One of the ways to help reduce the risk of feeling the deep desperation and sadness that can lead to suicide is to build resilience. It’s a lot like preventing a heart attack by stopping smoking and staying physically active. Resilience provides some protection for when we are faced with tough times or challenges. People who are resilient:

  • Don’t give up easily. They find ways to cope and overcome difficult situations. They have a positive attitude and believe in themselves. They don’t let setbacks bring them down.
  • Know how to solve problems. They use their creativity to find solutions. They take care of their feelings, know how to stay calm, and have supportive friends and family members.
  • Adapt to changes. Just like a tree that bends in the wind, resilient people can adjust their plans and stay flexible. They’re open to new ideas and can see challenges as opportunities to grow.
  • Take care of themselves. They eat healthy foods, exercise, and make sure to get enough rest. They know that staying healthy and balanced helps them stay strong.

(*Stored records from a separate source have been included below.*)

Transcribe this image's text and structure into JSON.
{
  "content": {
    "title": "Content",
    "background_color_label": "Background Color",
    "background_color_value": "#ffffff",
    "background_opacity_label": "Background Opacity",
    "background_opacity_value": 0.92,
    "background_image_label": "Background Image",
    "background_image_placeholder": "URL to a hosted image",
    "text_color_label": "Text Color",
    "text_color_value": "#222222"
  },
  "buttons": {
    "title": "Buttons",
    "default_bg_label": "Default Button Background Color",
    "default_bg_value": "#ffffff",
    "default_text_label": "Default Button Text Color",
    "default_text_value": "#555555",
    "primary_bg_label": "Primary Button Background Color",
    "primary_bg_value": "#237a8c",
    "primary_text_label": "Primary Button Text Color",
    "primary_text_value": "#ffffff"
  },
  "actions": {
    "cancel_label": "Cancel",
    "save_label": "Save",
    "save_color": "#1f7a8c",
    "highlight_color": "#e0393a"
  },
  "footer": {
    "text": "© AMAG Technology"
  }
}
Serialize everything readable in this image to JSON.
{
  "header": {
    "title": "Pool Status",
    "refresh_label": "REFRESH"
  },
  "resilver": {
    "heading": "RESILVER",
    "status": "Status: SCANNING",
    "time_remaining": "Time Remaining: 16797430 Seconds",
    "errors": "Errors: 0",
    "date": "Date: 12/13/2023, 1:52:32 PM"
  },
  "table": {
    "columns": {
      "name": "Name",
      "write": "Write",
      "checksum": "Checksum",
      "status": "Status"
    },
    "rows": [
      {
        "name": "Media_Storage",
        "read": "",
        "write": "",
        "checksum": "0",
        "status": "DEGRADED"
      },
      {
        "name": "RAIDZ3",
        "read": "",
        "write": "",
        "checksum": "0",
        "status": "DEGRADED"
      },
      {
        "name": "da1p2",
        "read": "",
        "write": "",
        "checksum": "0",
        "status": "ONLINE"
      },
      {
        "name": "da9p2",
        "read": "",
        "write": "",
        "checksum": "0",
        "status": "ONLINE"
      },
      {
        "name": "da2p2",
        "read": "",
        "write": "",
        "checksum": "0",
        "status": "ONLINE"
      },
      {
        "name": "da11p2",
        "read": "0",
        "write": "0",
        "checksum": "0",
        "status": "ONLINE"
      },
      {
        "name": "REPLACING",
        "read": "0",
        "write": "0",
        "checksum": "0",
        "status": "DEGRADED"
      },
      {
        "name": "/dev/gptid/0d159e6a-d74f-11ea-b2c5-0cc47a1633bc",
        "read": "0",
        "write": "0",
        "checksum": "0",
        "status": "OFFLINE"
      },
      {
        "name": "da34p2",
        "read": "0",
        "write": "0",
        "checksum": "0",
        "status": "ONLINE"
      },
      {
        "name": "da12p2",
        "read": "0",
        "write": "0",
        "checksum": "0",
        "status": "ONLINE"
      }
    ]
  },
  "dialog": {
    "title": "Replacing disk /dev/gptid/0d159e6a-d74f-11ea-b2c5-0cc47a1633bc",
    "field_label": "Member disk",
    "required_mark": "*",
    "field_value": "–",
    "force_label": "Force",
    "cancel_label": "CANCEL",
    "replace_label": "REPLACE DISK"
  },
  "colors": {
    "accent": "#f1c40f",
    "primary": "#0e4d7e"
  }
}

In the same way that stopping smoking and staying physically active might prevent a heart attack and reduce the need for CPR or a defibrillator, resilience can be used as a preventive measure to reduce the risk of suicide and the need for crisis care.

If you are experiencing a life-threatening crisis, please call the National Suicide Prevention Lifeline at 988. It is a free, 24-hour hotline where your call will be connected to the crisis center nearest to you. If you are in an emergency, call 911 or go to your nearest emergency room.